So the superficial argument, while useful, is a shade that covers something Cole alludes to above: an attempt to influence behavior of those beyond the scope of the tiny core at the center of this faction. It's an attempt to bully people not into agreement, but into silence.
It's not unlike the plaintive wailing of conservatives that "Both sides do it!"The mechanism works as follows: You and I both align in some facet of our lives, say we're Mets fans among Yankees fans. You and a bunch of others are fairly moderate in your beliefs. You live and let live, and yes, you get into arguments about the teams but at the end of the day, you go home, eat dinner and go to sleep, just like hundreds of thousands of other Mets fans.
In me, however, some mechanism is triggered, and I become more and more extreme and passionate about my belief. I target Yankees fans as the enemy, I paint them as beer-swilling thugs who would beat up anyone who dares to disagree with them. I voice this opinion loudly and when I am mocked for it or worse, ignored, I become more adamant about my faith. I start to try and demonstrate my point.
So I pick a fight with some Yankees fans. They beat the crap out of me, but not before I put one or two in a hospital. This angers them, and out of fear that there could be more violence and injury waiting out there, they turn up the hostility at anyone wearing a Mets cap. I've "proven" them to be a violent rage-filled gang of thugs. Just like I said they were. But you'll notice something else.

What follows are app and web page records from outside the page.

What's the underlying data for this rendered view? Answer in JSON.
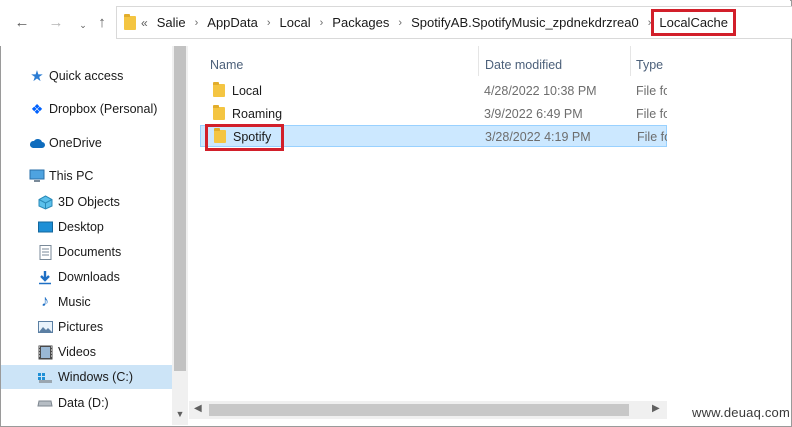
{
  "nav": {
    "back_icon": "back-arrow-icon",
    "forward_icon": "forward-arrow-icon",
    "recent_icon": "chevron-down-icon",
    "up_icon": "up-arrow-icon"
  },
  "address": {
    "overflow": "«",
    "crumbs": [
      "Salie",
      "AppData",
      "Local",
      "Packages",
      "SpotifyAB.SpotifyMusic_zpdnekdrzrea0",
      "LocalCache"
    ],
    "separator": "›"
  },
  "sidebar": {
    "items": [
      {
        "label": "Quick access",
        "icon": "star-icon"
      },
      {
        "label": "Dropbox (Personal)",
        "icon": "dropbox-icon"
      },
      {
        "label": "OneDrive",
        "icon": "cloud-icon"
      },
      {
        "label": "This PC",
        "icon": "computer-icon"
      },
      {
        "label": "3D Objects",
        "icon": "3d-objects-icon"
      },
      {
        "label": "Desktop",
        "icon": "desktop-icon"
      },
      {
        "label": "Documents",
        "icon": "documents-icon"
      },
      {
        "label": "Downloads",
        "icon": "download-icon"
      },
      {
        "label": "Music",
        "icon": "music-icon"
      },
      {
        "label": "Pictures",
        "icon": "pictures-icon"
      },
      {
        "label": "Videos",
        "icon": "videos-icon"
      },
      {
        "label": "Windows (C:)",
        "icon": "drive-icon"
      },
      {
        "label": "Data (D:)",
        "icon": "drive-icon"
      }
    ]
  },
  "columns": {
    "name": "Name",
    "date": "Date modified",
    "type": "Type"
  },
  "files": [
    {
      "name": "Local",
      "date": "4/28/2022 10:38 PM",
      "type": "File fo"
    },
    {
      "name": "Roaming",
      "date": "3/9/2022 6:49 PM",
      "type": "File fo"
    },
    {
      "name": "Spotify",
      "date": "3/28/2022 4:19 PM",
      "type": "File fo"
    }
  ],
  "colors": {
    "highlight": "#d21f2a",
    "selection": "#cce8ff"
  },
  "watermark": "www.deuaq.com"
}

Now I've got you to be more closely aligned with me, because while I initiated the conflict, they've escalated it and dragged you into it. You may not take up arms against them, but you sure as damn well will be more circumspect where you wear your hats. Now I've changed the dialogue to one where I can win by making you the victim. I've terrorized both sides, and can watch the world burn. We are two of a kind not voluntarily, but by force.
I couldn't persuade you of my arguments so I bullied you by proxy into alignment, controlling your behavior by uncontrolling mine. Cole calls this "sharpening the contractions."
In the Charlie Hebdo case, the terrorists had a ready made target, One could make the case that Hebdo practically begged for this attack, as they have a long history of depicting Muhammad (as well as every other religious icon, Christian, Buddhist and Jewish) in a particularly nauseating and unflattering light.
Indeed, Hebdo may be a case of that famous shibboleth from Holmes of shouting "FIRE!" in a crowded theatre. It certainly skirts the line of unprotected speech, in that Islamists have threatened cartoonists in the past and certainly Hebdo knew this and turned up the heat.
And France tolerated that.
Which is why Cole's point is apt:
Extremism thrives on other people’s extremism, and is inexorably defeated by tolerance.